# EXERCISE AIM
Word for word, copy the entire listing below, but do not carry over any pictures.

-------- EXTRACTED DATA

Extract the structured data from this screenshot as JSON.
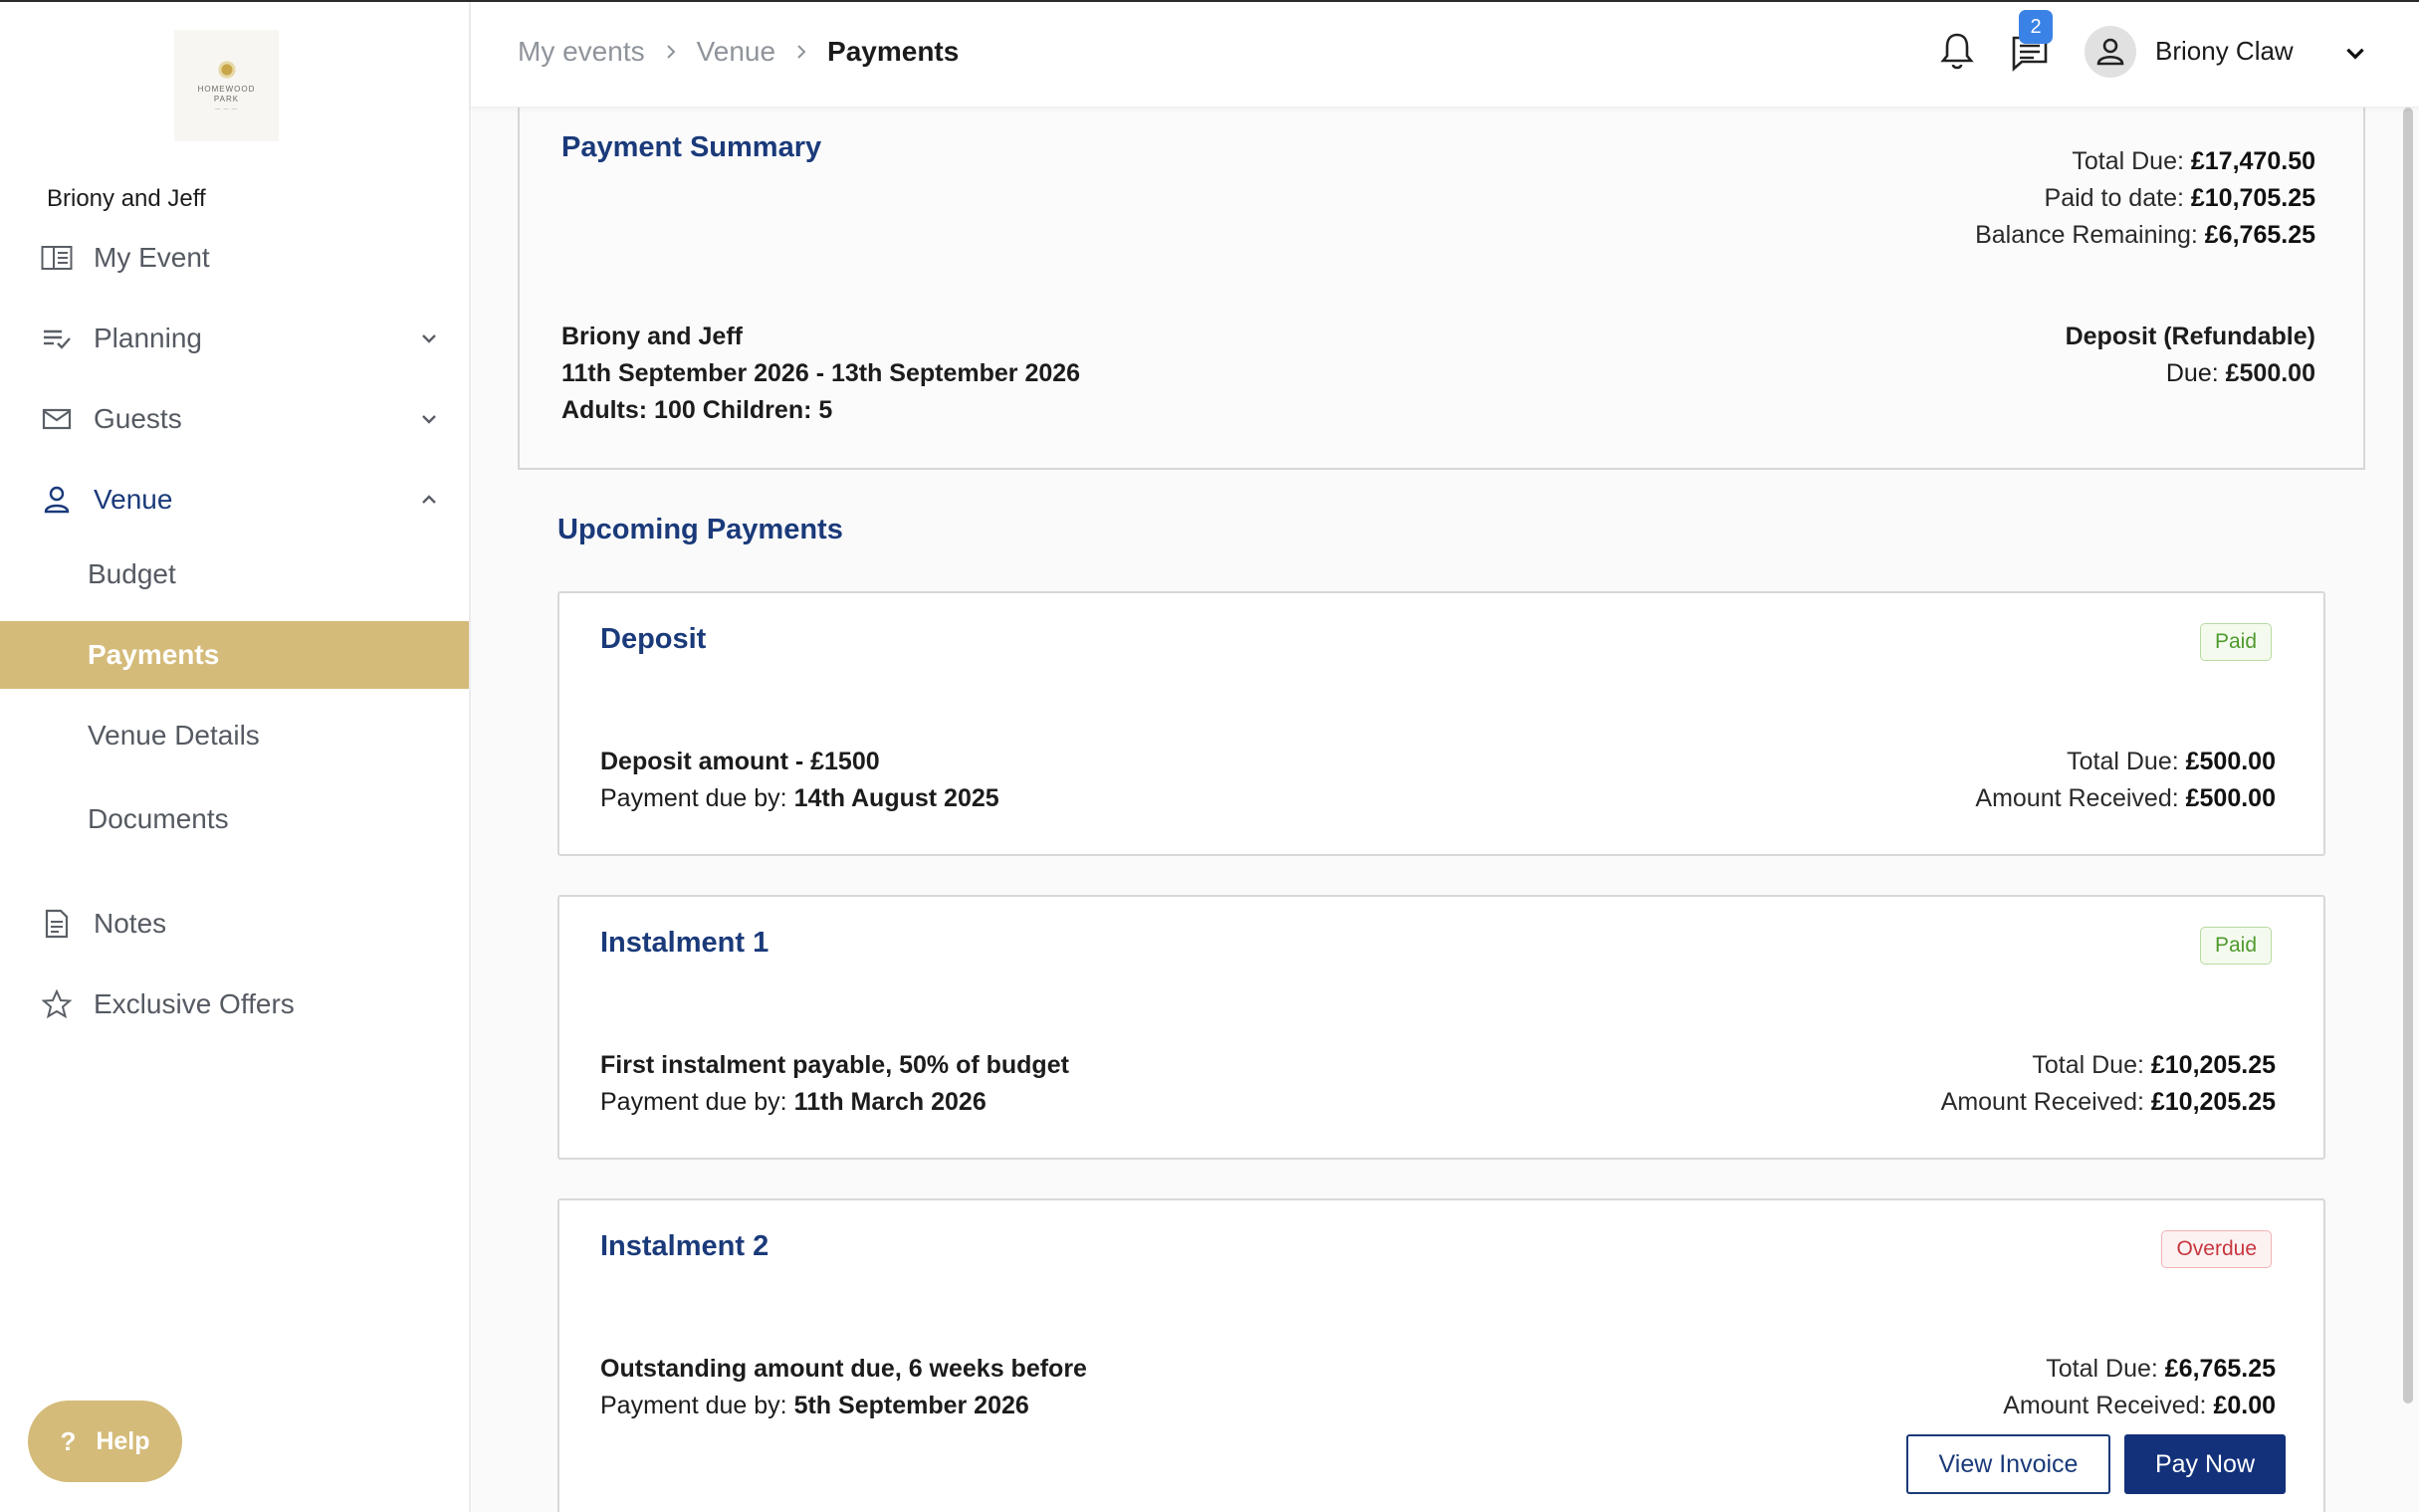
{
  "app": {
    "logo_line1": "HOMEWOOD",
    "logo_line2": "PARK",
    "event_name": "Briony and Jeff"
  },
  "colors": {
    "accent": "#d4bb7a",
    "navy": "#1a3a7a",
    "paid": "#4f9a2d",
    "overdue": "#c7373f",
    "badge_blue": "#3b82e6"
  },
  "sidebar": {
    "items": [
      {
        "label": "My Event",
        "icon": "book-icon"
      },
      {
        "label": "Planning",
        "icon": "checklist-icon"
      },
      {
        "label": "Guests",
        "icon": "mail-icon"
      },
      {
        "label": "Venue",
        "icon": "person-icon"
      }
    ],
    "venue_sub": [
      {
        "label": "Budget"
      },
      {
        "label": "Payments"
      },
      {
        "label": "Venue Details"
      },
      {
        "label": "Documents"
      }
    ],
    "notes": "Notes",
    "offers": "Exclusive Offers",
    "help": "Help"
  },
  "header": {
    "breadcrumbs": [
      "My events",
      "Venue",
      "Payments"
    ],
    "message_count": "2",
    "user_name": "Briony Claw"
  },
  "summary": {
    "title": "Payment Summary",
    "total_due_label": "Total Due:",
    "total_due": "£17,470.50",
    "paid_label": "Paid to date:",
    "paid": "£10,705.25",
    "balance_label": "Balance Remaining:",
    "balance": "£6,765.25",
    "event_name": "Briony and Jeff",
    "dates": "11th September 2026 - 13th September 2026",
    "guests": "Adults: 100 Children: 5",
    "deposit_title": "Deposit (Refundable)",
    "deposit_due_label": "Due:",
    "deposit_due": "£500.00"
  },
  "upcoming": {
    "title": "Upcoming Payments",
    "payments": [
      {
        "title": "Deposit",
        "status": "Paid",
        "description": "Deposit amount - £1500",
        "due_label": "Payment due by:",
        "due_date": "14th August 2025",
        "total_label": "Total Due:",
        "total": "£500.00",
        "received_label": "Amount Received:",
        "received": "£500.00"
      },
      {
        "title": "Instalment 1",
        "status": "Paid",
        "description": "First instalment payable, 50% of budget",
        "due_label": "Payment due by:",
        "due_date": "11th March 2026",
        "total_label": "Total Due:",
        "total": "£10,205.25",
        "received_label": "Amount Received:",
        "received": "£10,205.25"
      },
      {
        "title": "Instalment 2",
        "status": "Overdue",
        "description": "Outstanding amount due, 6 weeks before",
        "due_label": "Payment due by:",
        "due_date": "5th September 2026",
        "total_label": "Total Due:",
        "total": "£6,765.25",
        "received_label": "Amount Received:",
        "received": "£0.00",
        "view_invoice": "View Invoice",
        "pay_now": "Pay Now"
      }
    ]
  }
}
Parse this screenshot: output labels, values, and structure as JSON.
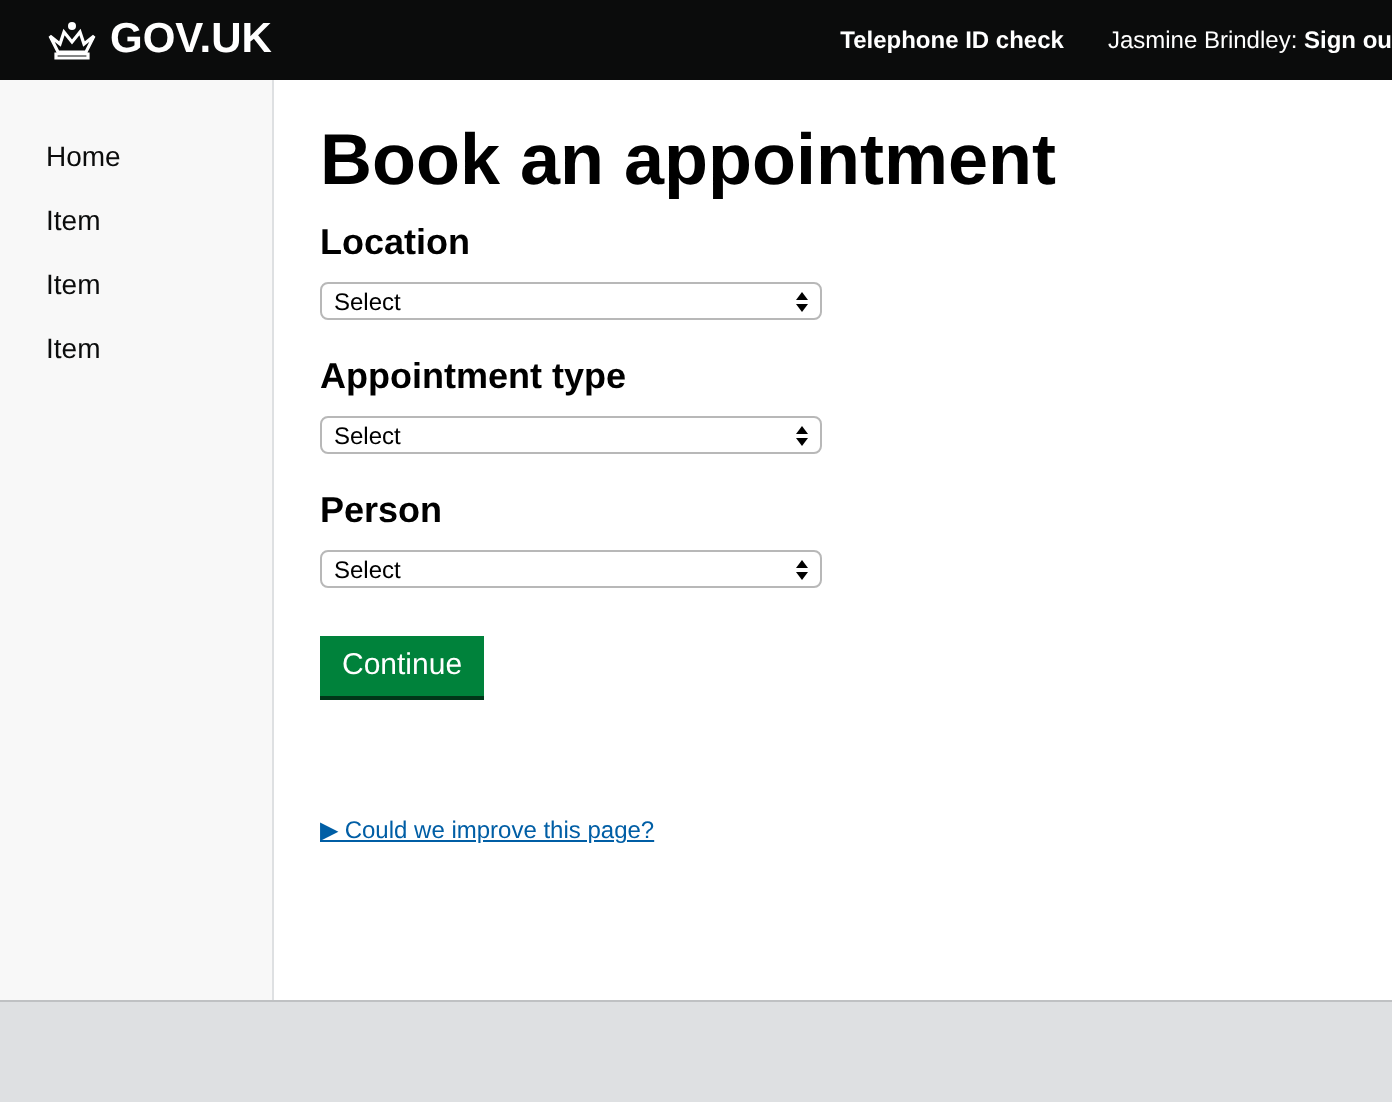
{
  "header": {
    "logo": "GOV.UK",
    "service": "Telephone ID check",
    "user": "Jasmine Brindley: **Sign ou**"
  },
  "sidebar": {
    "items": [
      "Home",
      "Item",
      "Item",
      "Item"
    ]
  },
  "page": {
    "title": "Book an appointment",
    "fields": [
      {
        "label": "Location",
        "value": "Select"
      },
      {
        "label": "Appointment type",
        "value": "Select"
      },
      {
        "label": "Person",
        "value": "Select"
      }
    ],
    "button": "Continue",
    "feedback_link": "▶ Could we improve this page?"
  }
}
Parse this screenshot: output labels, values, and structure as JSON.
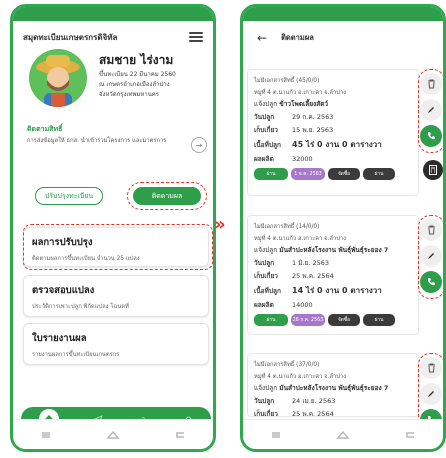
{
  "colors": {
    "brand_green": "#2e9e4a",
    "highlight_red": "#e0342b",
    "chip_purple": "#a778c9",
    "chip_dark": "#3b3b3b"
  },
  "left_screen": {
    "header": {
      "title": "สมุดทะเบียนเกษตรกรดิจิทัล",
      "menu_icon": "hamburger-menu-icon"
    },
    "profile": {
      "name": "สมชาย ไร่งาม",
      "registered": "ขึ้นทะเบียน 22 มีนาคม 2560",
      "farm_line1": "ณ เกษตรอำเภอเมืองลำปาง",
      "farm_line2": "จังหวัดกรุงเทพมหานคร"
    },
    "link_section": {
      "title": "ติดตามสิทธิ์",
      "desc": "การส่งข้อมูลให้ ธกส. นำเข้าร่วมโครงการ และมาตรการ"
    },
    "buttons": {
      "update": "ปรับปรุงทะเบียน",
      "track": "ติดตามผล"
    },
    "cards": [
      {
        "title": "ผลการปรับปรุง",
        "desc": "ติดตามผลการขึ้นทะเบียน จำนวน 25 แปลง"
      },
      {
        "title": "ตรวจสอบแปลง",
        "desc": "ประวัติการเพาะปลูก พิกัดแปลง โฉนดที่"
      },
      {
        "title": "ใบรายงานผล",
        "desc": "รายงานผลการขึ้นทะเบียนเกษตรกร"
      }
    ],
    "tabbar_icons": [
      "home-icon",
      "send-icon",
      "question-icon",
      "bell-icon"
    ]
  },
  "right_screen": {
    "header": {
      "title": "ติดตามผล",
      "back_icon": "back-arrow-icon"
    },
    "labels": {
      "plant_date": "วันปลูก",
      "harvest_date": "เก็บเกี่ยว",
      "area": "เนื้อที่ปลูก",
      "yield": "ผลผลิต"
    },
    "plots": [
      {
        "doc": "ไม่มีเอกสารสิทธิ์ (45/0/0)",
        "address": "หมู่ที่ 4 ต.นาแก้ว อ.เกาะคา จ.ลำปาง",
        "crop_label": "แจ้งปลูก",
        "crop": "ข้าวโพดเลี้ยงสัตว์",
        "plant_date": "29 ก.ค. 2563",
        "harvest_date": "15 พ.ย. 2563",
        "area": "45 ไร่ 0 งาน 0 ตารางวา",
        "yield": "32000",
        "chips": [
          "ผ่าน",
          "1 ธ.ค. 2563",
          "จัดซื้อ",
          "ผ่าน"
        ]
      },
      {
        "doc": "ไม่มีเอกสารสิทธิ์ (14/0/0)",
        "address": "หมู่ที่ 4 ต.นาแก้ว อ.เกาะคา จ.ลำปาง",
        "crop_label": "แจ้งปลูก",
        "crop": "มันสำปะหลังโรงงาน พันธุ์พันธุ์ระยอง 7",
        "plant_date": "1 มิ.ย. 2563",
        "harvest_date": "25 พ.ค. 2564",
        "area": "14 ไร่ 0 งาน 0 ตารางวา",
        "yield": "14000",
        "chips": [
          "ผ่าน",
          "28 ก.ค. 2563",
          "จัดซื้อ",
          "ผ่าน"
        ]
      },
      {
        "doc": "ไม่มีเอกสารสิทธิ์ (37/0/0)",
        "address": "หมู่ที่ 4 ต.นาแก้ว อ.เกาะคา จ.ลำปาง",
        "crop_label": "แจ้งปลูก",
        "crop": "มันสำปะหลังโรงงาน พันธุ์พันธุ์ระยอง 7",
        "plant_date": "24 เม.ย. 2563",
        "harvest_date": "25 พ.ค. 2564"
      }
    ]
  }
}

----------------

# SOLUTION FOR THIS EXERCISE
Extract the structured data from this screenshot as JSON.
{
  "app": {
    "logo_line1": "HOMEWOOD",
    "logo_line2": "PARK",
    "event_name": "Briony and Jeff"
  },
  "colors": {
    "accent": "#d4bb7a",
    "navy": "#1a3a7a",
    "paid": "#4f9a2d",
    "overdue": "#c7373f",
    "badge_blue": "#3b82e6"
  },
  "sidebar": {
    "items": [
      {
        "label": "My Event",
        "icon": "book-icon"
      },
      {
        "label": "Planning",
        "icon": "checklist-icon"
      },
      {
        "label": "Guests",
        "icon": "mail-icon"
      },
      {
        "label": "Venue",
        "icon": "person-icon"
      }
    ],
    "venue_sub": [
      {
        "label": "Budget"
      },
      {
        "label": "Payments"
      },
      {
        "label": "Venue Details"
      },
      {
        "label": "Documents"
      }
    ],
    "notes": "Notes",
    "offers": "Exclusive Offers",
    "help": "Help"
  },
  "header": {
    "breadcrumbs": [
      "My events",
      "Venue",
      "Payments"
    ],
    "message_count": "2",
    "user_name": "Briony Claw"
  },
  "summary": {
    "title": "Payment Summary",
    "total_due_label": "Total Due:",
    "total_due": "£17,470.50",
    "paid_label": "Paid to date:",
    "paid": "£10,705.25",
    "balance_label": "Balance Remaining:",
    "balance": "£6,765.25",
    "event_name": "Briony and Jeff",
    "dates": "11th September 2026 - 13th September 2026",
    "guests": "Adults: 100 Children: 5",
    "deposit_title": "Deposit (Refundable)",
    "deposit_due_label": "Due:",
    "deposit_due": "£500.00"
  },
  "upcoming": {
    "title": "Upcoming Payments",
    "payments": [
      {
        "title": "Deposit",
        "status": "Paid",
        "description": "Deposit amount - £1500",
        "due_label": "Payment due by:",
        "due_date": "14th August 2025",
        "total_label": "Total Due:",
        "total": "£500.00",
        "received_label": "Amount Received:",
        "received": "£500.00"
      },
      {
        "title": "Instalment 1",
        "status": "Paid",
        "description": "First instalment payable, 50% of budget",
        "due_label": "Payment due by:",
        "due_date": "11th March 2026",
        "total_label": "Total Due:",
        "total": "£10,205.25",
        "received_label": "Amount Received:",
        "received": "£10,205.25"
      },
      {
        "title": "Instalment 2",
        "status": "Overdue",
        "description": "Outstanding amount due, 6 weeks before",
        "due_label": "Payment due by:",
        "due_date": "5th September 2026",
        "total_label": "Total Due:",
        "total": "£6,765.25",
        "received_label": "Amount Received:",
        "received": "£0.00",
        "view_invoice": "View Invoice",
        "pay_now": "Pay Now"
      }
    ]
  }
}
Parse this screenshot: output labels, values, and structure as JSON.
{
  "header": {
    "logo": "GOV.UK",
    "service": "Telephone ID check",
    "user": "Jasmine Brindley: **Sign ou**"
  },
  "sidebar": {
    "items": [
      "Home",
      "Item",
      "Item",
      "Item"
    ]
  },
  "page": {
    "title": "Book an appointment",
    "fields": [
      {
        "label": "Location",
        "value": "Select"
      },
      {
        "label": "Appointment type",
        "value": "Select"
      },
      {
        "label": "Person",
        "value": "Select"
      }
    ],
    "button": "Continue",
    "feedback_link": "▶ Could we improve this page?"
  }
}
Parse this screenshot: output labels, values, and structure as JSON.
{
  "colors": {
    "brand_green": "#2e9e4a",
    "highlight_red": "#e0342b",
    "chip_purple": "#a778c9",
    "chip_dark": "#3b3b3b"
  },
  "left_screen": {
    "header": {
      "title": "สมุดทะเบียนเกษตรกรดิจิทัล",
      "menu_icon": "hamburger-menu-icon"
    },
    "profile": {
      "name": "สมชาย ไร่งาม",
      "registered": "ขึ้นทะเบียน 22 มีนาคม 2560",
      "farm_line1": "ณ เกษตรอำเภอเมืองลำปาง",
      "farm_line2": "จังหวัดกรุงเทพมหานคร"
    },
    "link_section": {
      "title": "ติดตามสิทธิ์",
      "desc": "การส่งข้อมูลให้ ธกส. นำเข้าร่วมโครงการ และมาตรการ"
    },
    "buttons": {
      "update": "ปรับปรุงทะเบียน",
      "track": "ติดตามผล"
    },
    "cards": [
      {
        "title": "ผลการปรับปรุง",
        "desc": "ติดตามผลการขึ้นทะเบียน จำนวน 25 แปลง"
      },
      {
        "title": "ตรวจสอบแปลง",
        "desc": "ประวัติการเพาะปลูก พิกัดแปลง โฉนดที่"
      },
      {
        "title": "ใบรายงานผล",
        "desc": "รายงานผลการขึ้นทะเบียนเกษตรกร"
      }
    ],
    "tabbar_icons": [
      "home-icon",
      "send-icon",
      "question-icon",
      "bell-icon"
    ]
  },
  "right_screen": {
    "header": {
      "title": "ติดตามผล",
      "back_icon": "back-arrow-icon"
    },
    "labels": {
      "plant_date": "วันปลูก",
      "harvest_date": "เก็บเกี่ยว",
      "area": "เนื้อที่ปลูก",
      "yield": "ผลผลิต"
    },
    "plots": [
      {
        "doc": "ไม่มีเอกสารสิทธิ์ (45/0/0)",
        "address": "หมู่ที่ 4 ต.นาแก้ว อ.เกาะคา จ.ลำปาง",
        "crop_label": "แจ้งปลูก",
        "crop": "ข้าวโพดเลี้ยงสัตว์",
        "plant_date": "29 ก.ค. 2563",
        "harvest_date": "15 พ.ย. 2563",
        "area": "45 ไร่ 0 งาน 0 ตารางวา",
        "yield": "32000",
        "chips": [
          "ผ่าน",
          "1 ธ.ค. 2563",
          "จัดซื้อ",
          "ผ่าน"
        ]
      },
      {
        "doc": "ไม่มีเอกสารสิทธิ์ (14/0/0)",
        "address": "หมู่ที่ 4 ต.นาแก้ว อ.เกาะคา จ.ลำปาง",
        "crop_label": "แจ้งปลูก",
        "crop": "มันสำปะหลังโรงงาน พันธุ์พันธุ์ระยอง 7",
        "plant_date": "1 มิ.ย. 2563",
        "harvest_date": "25 พ.ค. 2564",
        "area": "14 ไร่ 0 งาน 0 ตารางวา",
        "yield": "14000",
        "chips": [
          "ผ่าน",
          "28 ก.ค. 2563",
          "จัดซื้อ",
          "ผ่าน"
        ]
      },
      {
        "doc": "ไม่มีเอกสารสิทธิ์ (37/0/0)",
        "address": "หมู่ที่ 4 ต.นาแก้ว อ.เกาะคา จ.ลำปาง",
        "crop_label": "แจ้งปลูก",
        "crop": "มันสำปะหลังโรงงาน พันธุ์พันธุ์ระยอง 7",
        "plant_date": "24 เม.ย. 2563",
        "harvest_date": "25 พ.ค. 2564"
      }
    ]
  }
}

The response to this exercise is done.